I traveled to Lao PDR Luang Prabang to assist in interviewing guesthouse owners. The local tourism ministry had run workshops in the previous year to promote hospitality services and boost the tourist industry; we arrived to gather stories of success and failure for our participants in the year that followed. After the workshops, one proprietor made a new website, another built new rooms, and one married couple started anew by buying a riverside manor and refurbishing the rooms. We discussed with them how the risks of the strategies had paid off or fallen flat.


Bangkok and Luang Prabang could not be more different. The first is a hot, steamy concrete jungle with millions of inhabitants, international business headquarters, elevated trains and mass transit boats, with rooftop bars on 50th floors to overlook the steel and cement. The latter is a sleepy community of farmers and weavers in the cool highlands amidst a jungle forest. It was a privilege to pass through these different communities and collect see how their interaction through the workshops with fellow entrepreneurs was helping them to adapt and change. I changed as well in terms of professional confidence and pride because even on my vacation I was started promoting my project to potential new partners.


My vacations were as much an adventure as my work. In March I flew to the center of Sumatra to see my first total solar eclipse. I was lucky, since most people watching from the town square had their view obstructed by a thick trail of smoke from a fertilizer factory. Meanwhile my plane landed early morning on March 6, leaving me just enough time to dash out and see the eerie grey of the total eclipse, with the sun a diamond ring behind the moon in the east. When I came to the square later that day, I found it littered with film negative strips and other clear, dark materials people had used to see the eclipse (FALSELY thinking that film strips protect the eyes from the sun—they don’t! Readers, use properly approved goggles and viewing sheets!).
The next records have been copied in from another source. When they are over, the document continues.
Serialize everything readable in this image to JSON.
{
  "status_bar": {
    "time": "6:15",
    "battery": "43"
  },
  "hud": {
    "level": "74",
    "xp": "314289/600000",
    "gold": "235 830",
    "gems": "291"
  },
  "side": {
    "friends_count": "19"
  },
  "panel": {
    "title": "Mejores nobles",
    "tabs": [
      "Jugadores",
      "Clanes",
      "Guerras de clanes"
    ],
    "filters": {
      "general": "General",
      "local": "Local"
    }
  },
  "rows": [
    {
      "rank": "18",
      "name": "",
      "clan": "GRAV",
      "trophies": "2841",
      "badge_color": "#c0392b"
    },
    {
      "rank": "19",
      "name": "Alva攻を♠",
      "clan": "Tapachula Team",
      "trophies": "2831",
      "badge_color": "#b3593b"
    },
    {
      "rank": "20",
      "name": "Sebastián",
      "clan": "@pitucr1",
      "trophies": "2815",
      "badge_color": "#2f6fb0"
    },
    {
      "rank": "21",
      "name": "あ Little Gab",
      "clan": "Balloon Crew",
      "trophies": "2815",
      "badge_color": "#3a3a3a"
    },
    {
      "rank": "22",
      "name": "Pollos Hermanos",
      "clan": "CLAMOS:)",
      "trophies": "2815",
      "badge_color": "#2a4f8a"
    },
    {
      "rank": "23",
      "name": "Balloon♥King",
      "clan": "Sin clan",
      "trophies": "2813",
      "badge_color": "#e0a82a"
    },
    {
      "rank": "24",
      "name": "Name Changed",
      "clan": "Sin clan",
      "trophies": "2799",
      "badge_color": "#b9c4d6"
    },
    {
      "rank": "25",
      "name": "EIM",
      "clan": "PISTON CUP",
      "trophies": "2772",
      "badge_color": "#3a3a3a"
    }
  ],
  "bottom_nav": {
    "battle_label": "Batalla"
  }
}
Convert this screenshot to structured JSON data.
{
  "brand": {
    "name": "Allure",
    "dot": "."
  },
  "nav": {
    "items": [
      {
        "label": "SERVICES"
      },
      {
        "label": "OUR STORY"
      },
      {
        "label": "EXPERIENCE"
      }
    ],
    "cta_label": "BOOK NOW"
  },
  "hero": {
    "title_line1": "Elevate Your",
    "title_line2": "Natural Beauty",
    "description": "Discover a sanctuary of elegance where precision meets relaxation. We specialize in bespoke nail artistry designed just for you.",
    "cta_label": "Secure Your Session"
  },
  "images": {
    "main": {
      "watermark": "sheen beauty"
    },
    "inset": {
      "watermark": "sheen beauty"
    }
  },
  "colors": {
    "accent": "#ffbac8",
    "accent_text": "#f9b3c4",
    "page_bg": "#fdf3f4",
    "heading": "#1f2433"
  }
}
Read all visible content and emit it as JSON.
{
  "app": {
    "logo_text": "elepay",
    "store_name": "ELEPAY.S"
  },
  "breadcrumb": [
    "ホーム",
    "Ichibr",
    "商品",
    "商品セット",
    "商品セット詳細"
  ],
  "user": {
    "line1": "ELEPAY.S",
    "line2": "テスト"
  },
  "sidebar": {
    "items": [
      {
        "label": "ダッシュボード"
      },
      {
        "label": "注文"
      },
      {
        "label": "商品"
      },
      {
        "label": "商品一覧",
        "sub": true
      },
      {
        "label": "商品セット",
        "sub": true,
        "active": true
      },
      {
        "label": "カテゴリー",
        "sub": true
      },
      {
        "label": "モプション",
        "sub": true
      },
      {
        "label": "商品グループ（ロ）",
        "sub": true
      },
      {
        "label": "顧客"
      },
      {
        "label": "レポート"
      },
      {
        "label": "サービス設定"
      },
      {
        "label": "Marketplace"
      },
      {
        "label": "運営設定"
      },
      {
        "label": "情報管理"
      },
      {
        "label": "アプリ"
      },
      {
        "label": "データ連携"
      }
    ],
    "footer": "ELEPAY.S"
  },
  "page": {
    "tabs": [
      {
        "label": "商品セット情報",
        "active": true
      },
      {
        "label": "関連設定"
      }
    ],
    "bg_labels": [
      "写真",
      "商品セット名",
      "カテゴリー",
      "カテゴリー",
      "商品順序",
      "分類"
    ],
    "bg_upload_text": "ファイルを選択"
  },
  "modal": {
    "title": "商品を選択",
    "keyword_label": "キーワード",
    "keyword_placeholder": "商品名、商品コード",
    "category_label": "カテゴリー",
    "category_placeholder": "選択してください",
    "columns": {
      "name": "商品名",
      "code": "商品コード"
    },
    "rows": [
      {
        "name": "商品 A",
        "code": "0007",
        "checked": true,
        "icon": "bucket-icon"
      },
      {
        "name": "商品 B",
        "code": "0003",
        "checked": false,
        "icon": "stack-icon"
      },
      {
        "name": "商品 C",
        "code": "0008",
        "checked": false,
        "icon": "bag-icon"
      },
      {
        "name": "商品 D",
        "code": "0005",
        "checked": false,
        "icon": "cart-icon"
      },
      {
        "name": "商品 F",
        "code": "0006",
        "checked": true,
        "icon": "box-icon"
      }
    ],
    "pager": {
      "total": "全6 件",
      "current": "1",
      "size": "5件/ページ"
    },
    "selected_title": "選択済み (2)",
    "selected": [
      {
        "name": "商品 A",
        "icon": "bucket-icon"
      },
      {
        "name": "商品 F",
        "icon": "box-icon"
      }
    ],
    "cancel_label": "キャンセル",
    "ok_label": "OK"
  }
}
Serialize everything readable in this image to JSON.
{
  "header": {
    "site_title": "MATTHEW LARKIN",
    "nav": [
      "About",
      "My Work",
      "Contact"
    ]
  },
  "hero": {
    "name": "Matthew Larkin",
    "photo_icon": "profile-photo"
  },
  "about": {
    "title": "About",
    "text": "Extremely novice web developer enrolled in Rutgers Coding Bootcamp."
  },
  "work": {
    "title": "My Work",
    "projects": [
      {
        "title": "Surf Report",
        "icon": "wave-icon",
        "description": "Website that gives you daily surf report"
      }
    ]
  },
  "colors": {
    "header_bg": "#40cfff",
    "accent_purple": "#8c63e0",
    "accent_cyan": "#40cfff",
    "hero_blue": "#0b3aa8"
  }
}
Afterwards I met a college student who took me south to Pagar Alam, a mountain town practically paved with tea trees. We fell in with a group of travel bloggers and visited farmers along the mountain, the main tea roasting factory, and a shop selling the tea alongside famous civet coffee. The civet is a catlike mammal that eats coffee berries and leaves the seeds in its dung. Farmers gather the seeds for roasting and sale, relying on the aroma the civet’s digestion imparts to the berries as well as novelty to sell the coffee at a premium. Taking in all that Pagar Alam had on offer, we saw megalithic heads left behind by ancient societies, visited rice farms, and I even drove my first a dune buggy on a dirt bike track. We left discussing C-BED with a local government head, who had paid for the bloggers’ tour to boost Pagar Alam as a tourist destination. Now we had him considering how to connect farmers and marketers to open their homes as guesthouses, as was done in Luang Prabang. It was wonderful bringing the experience from Luang Prabang to Pagar Alam, to negotiate with the local officials, and to hopefully extend a tool for further development of the community.


Trinity term 2016 is drawing to a close, and your adventure awaits. Hug the people you love close to you. Be generous with your leavers’ gifts. Take one more amble down Cowley Road together for good measure. Then get out there in the world, kick your fears in the teeth, and contribute wherever and however you can. If I can have thrive in Thailand and Indonesia, then so can just about anyone. If your next step has no rooted destination like a degree, and even if it does, enjoy each moment you experience.


Xander Brehm has recently completed an MPhil in economics at the University of Oxford.  You can find him on LinkedIn.